1. Hitler’s Mistakes With Super Weapons Helped Hasten His Defeat
The Maus was intended to spearhead German attacks by smashing through opposition and destroying all enemy armor it came across, while impervious to damage from enemy tanks. With 9.4 inches of turret armor, 8 inches of hull front armor, 7 inches of hull side armor, and 6 inches of rear armor, the Maus was immune from Allied tanks, whose shells would simply bounce off the behemoth. However, it was built in 1944, by which time the Allies had complete aerial supremacy over the battlefield. The Maus did not have sufficient armor up top to protect it from armor piercing bombs or rockets from above.
Ultimately, the Maus was symptomatic of Hitler’s irrational obsession with big things and super weapons. He was indifferent to, or unable to understand, the concept of relative cost effectiveness. He had trouble grasping other “normal” weapons could accomplish the same task at a fraction of the cost. Using such normal weapons instead of turning to super weapons would have freed up scarce resources for other uses that could have better served the German war effort.

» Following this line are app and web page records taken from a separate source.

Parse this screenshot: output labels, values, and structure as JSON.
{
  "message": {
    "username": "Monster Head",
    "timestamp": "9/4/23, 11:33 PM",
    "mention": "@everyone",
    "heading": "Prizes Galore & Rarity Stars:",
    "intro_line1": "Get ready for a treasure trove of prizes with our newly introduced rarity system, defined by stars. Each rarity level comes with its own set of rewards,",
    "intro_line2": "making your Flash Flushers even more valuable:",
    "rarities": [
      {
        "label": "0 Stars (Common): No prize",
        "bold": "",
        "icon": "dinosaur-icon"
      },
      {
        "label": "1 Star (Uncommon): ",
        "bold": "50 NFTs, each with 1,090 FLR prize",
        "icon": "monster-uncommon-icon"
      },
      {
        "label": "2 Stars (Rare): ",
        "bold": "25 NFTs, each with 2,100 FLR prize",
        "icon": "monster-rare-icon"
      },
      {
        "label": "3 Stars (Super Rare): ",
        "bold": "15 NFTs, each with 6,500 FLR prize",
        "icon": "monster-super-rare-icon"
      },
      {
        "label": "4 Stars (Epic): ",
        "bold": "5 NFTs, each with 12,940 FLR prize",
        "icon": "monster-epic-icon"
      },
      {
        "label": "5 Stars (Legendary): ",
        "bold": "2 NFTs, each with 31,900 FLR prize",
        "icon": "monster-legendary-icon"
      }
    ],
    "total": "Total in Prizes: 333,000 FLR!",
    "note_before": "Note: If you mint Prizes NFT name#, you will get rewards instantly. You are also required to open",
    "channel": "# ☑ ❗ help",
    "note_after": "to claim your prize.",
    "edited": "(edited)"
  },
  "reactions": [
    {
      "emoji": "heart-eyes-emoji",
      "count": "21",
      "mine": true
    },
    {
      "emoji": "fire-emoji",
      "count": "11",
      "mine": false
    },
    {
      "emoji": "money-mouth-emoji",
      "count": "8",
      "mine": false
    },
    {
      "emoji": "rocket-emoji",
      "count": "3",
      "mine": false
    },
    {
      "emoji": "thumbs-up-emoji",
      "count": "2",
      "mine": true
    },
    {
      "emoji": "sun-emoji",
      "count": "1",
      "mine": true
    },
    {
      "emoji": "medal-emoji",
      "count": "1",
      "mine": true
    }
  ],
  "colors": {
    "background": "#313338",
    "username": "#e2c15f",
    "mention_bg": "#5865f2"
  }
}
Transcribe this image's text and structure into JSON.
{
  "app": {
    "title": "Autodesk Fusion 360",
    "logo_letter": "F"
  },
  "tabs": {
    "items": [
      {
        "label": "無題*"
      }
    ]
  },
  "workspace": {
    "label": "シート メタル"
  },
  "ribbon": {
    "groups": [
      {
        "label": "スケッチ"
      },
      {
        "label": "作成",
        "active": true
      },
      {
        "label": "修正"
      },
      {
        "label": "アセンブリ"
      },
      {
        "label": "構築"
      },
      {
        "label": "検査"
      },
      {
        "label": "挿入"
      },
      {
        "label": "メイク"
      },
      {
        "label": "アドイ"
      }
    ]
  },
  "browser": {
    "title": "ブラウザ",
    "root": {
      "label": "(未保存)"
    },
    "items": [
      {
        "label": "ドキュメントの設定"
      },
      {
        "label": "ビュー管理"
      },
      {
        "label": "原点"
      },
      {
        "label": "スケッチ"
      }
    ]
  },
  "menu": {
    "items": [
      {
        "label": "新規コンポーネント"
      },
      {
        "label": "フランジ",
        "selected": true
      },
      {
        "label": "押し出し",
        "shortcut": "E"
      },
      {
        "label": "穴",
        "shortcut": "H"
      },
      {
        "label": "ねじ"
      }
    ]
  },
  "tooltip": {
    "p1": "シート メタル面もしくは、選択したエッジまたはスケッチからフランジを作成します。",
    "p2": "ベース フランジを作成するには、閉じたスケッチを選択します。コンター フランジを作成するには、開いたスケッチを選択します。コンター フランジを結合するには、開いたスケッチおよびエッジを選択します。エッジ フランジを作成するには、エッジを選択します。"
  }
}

Fortunately, Hitler persisted with his mistakes, which only helped to hasten his defeat.
Where Did We Find This Stuff? Some Sources and Further Reading